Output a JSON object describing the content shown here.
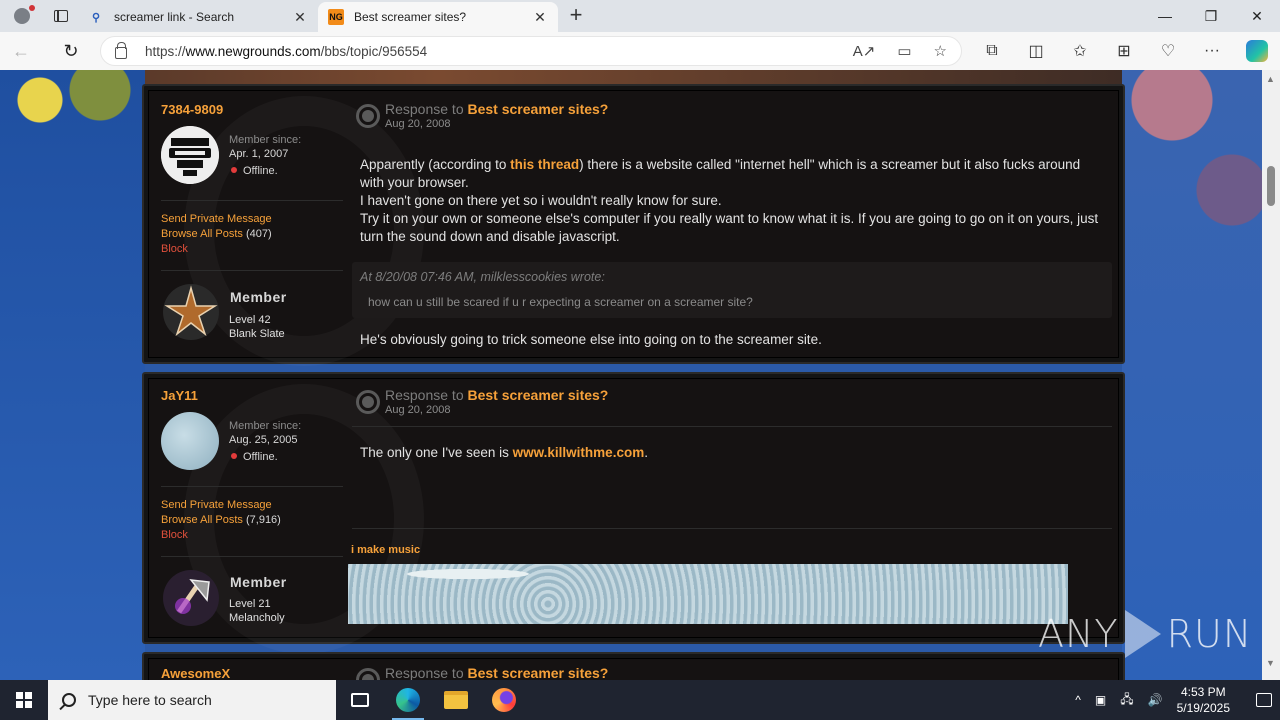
{
  "browser": {
    "tabs": [
      {
        "title": "screamer link - Search",
        "favicon": "search-icon"
      },
      {
        "title": "Best screamer sites?",
        "favicon": "ng-icon"
      }
    ],
    "url_prefix": "https://",
    "url_domain": "www.newgrounds.com",
    "url_path": "/bbs/topic/956554"
  },
  "posts": [
    {
      "username": "7384-9809",
      "member_since_label": "Member since:",
      "member_since": "Apr. 1, 2007",
      "status": "Offline.",
      "send_pm": "Send Private Message",
      "browse_posts": "Browse All Posts",
      "post_count": "(407)",
      "block": "Block",
      "rank": "Member",
      "level": "Level 42",
      "title": "Blank Slate",
      "response_to": "Response to",
      "topic": "Best screamer sites?",
      "date": "Aug 20, 2008",
      "body_line1_a": "Apparently (according to ",
      "body_link": "this thread",
      "body_line1_b": ") there is a website called \"internet hell\" which is a screamer but it also fucks around with your browser.",
      "body_line2": "I haven't gone on there yet so i wouldn't really know for sure.",
      "body_line3": "Try it on your own or someone else's computer if you really want to know what it is. If you are going to go on it on yours, just turn the sound down and disable javascript.",
      "quote_head": "At 8/20/08 07:46 AM, milklesscookies wrote:",
      "quote_text": "how can u still be scared if u r expecting a screamer on a screamer site?",
      "body_after": "He's obviously going to trick someone else into going on to the screamer site."
    },
    {
      "username": "JaY11",
      "member_since_label": "Member since:",
      "member_since": "Aug. 25, 2005",
      "status": "Offline.",
      "send_pm": "Send Private Message",
      "browse_posts": "Browse All Posts",
      "post_count": "(7,916)",
      "block": "Block",
      "rank": "Member",
      "level": "Level 21",
      "title": "Melancholy",
      "response_to": "Response to",
      "topic": "Best screamer sites?",
      "date": "Aug 20, 2008",
      "body_a": "The only one I've seen is ",
      "body_link": "www.killwithme.com",
      "body_b": ".",
      "signature": "i make music"
    },
    {
      "username": "AwesomeX",
      "response_to": "Response to",
      "topic": "Best screamer sites?"
    }
  ],
  "watermark": "ANY RUN",
  "taskbar": {
    "search_placeholder": "Type here to search",
    "time": "4:53 PM",
    "date": "5/19/2025"
  }
}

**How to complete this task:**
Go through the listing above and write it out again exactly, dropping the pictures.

**Response area:**
Output a JSON object describing the content shown here.
{
  "browser": {
    "tabs": [
      {
        "title": "screamer link - Search",
        "favicon": "search-icon"
      },
      {
        "title": "Best screamer sites?",
        "favicon": "ng-icon"
      }
    ],
    "url_prefix": "https://",
    "url_domain": "www.newgrounds.com",
    "url_path": "/bbs/topic/956554"
  },
  "posts": [
    {
      "username": "7384-9809",
      "member_since_label": "Member since:",
      "member_since": "Apr. 1, 2007",
      "status": "Offline.",
      "send_pm": "Send Private Message",
      "browse_posts": "Browse All Posts",
      "post_count": "(407)",
      "block": "Block",
      "rank": "Member",
      "level": "Level 42",
      "title": "Blank Slate",
      "response_to": "Response to",
      "topic": "Best screamer sites?",
      "date": "Aug 20, 2008",
      "body_line1_a": "Apparently (according to ",
      "body_link": "this thread",
      "body_line1_b": ") there is a website called \"internet hell\" which is a screamer but it also fucks around with your browser.",
      "body_line2": "I haven't gone on there yet so i wouldn't really know for sure.",
      "body_line3": "Try it on your own or someone else's computer if you really want to know what it is. If you are going to go on it on yours, just turn the sound down and disable javascript.",
      "quote_head": "At 8/20/08 07:46 AM, milklesscookies wrote:",
      "quote_text": "how can u still be scared if u r expecting a screamer on a screamer site?",
      "body_after": "He's obviously going to trick someone else into going on to the screamer site."
    },
    {
      "username": "JaY11",
      "member_since_label": "Member since:",
      "member_since": "Aug. 25, 2005",
      "status": "Offline.",
      "send_pm": "Send Private Message",
      "browse_posts": "Browse All Posts",
      "post_count": "(7,916)",
      "block": "Block",
      "rank": "Member",
      "level": "Level 21",
      "title": "Melancholy",
      "response_to": "Response to",
      "topic": "Best screamer sites?",
      "date": "Aug 20, 2008",
      "body_a": "The only one I've seen is ",
      "body_link": "www.killwithme.com",
      "body_b": ".",
      "signature": "i make music"
    },
    {
      "username": "AwesomeX",
      "response_to": "Response to",
      "topic": "Best screamer sites?"
    }
  ],
  "watermark": "ANY RUN",
  "taskbar": {
    "search_placeholder": "Type here to search",
    "time": "4:53 PM",
    "date": "5/19/2025"
  }
}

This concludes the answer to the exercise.